- Complete Form 2553: Fill in the required fields accurately and provide all necessary information, including the tax year to which the election applies.
- Shareholder Consent: Obtain the consent of all LLC shareholders by having them sign Form 2553.
- File Form 2553: Submit the completed Form 2553 to the IRS within the designated time frame.
- Keep Copies and Documentation: Retain copies of the filed Form 2553, shareholder consent forms, and any other relevant documentation as proof of your election.
Following these steps will help ensure a smooth and successful filing process for your LLC as an S Corporation. However, it’s always advisable to consult with a tax professional or attorney to ensure compliance with specific state laws and regulations.
Frequently Asked Questions (FAQ)
Here are some common questions about filing an LLC as an S Corporation:
1. Can any LLC be filed as an S Corporation?
Not every LLC is eligible for S Corporation status. Your LLC must meet specific criteria, such as having fewer than 100 shareholders and being composed of eligible shareholders.
2. What are the tax advantages of filing an LLC as an S Corporation?
Filing as an S Corporation allows for pass-through taxation, meaning the profits and losses of the business are passed through to the shareholders and reported on their individual tax returns. This can potentially lead to significant tax savings.
3. Can I change my LLC’s tax status to an S Corporation at any time?
No, there are strict deadlines for filing Form 2553. It must be submitted no later than two months and 15 days after the beginning of the tax year the election is intended to take effect.
4. Do I need to amend my LLC’s operating agreement to file as an S Corporation?
While not required, it’s advisable to review your LLC’s operating agreement to ensure it aligns with the requirements for an S Corporation.
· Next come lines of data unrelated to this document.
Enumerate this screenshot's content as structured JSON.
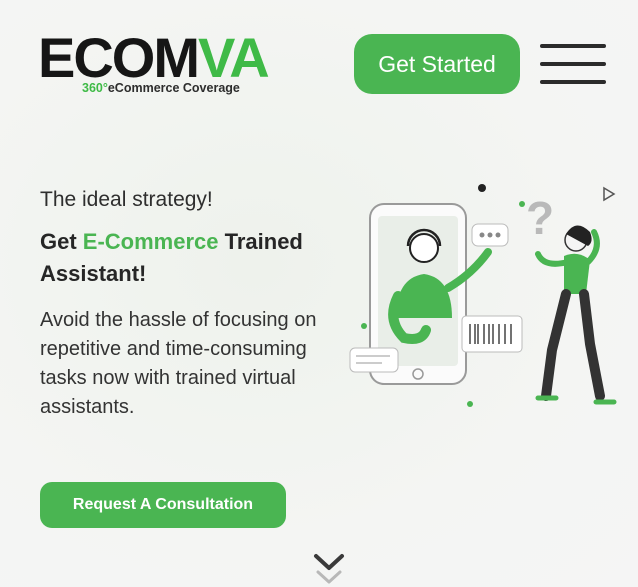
{
  "header": {
    "logo_dark": "ECOM",
    "logo_accent": "VA",
    "tagline_num": "360°",
    "tagline_text": "eCommerce Coverage",
    "cta_label": "Get Started",
    "menu_icon": "hamburger-menu-icon"
  },
  "hero": {
    "eyebrow": "The ideal strategy!",
    "headline_pre": "Get ",
    "headline_accent": "E-Commerce",
    "headline_post": " Trained Assistant!",
    "description": "Avoid the hassle of focusing on repetitive and time-consuming tasks now with trained virtual assistants.",
    "button_label": "Request A Consultation",
    "scroll_icon": "chevron-down-icon"
  },
  "colors": {
    "accent": "#4ab552",
    "text_dark": "#262626",
    "background": "#f3f4f2"
  }
}
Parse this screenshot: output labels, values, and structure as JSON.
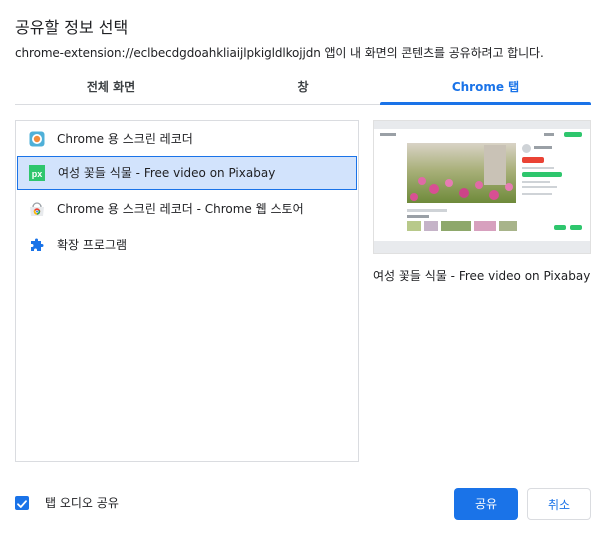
{
  "dialog": {
    "title": "공유할 정보 선택",
    "subtitle": "chrome-extension://eclbecdgdoahkliaijlpkigldlkojjdn 앱이 내 화면의 콘텐츠를 공유하려고 합니다."
  },
  "tabs": [
    {
      "label": "전체 화면",
      "active": false
    },
    {
      "label": "창",
      "active": false
    },
    {
      "label": "Chrome 탭",
      "active": true
    }
  ],
  "list": {
    "items": [
      {
        "label": "Chrome 용 스크린 레코더",
        "icon": "screen-recorder-icon",
        "selected": false
      },
      {
        "label": "여성 꽃들 식물 - Free video on Pixabay",
        "icon": "pixabay-icon",
        "selected": true
      },
      {
        "label": "Chrome 용 스크린 레코더 - Chrome 웹 스토어",
        "icon": "chrome-web-store-icon",
        "selected": false
      },
      {
        "label": "확장 프로그램",
        "icon": "puzzle-icon",
        "selected": false
      }
    ]
  },
  "preview": {
    "caption": "여성 꽃들 식물 - Free video on Pixabay"
  },
  "audio": {
    "label": "탭 오디오 공유",
    "checked": true
  },
  "buttons": {
    "share": "공유",
    "cancel": "취소"
  },
  "colors": {
    "accent": "#1a73e8",
    "selected_bg": "#d2e3fc",
    "pixabay_green": "#2ec66d"
  }
}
Consulting with a legal professional can help clarify any necessary amendments.
Filing your LLC as an S Corporation can offer numerous benefits, such as pass-through taxation and personal liability protection. By understanding the eligibility criteria, adhering to IRS guidelines, and following the step-by-step process, you can successfully navigate the filing process. Remember to consult with professionals to ensure compliance with state-specific regulations and make the most informed decisions for your business. So, take the necessary steps, and unlock the advantages that come with filing your LLC as an S Corporation.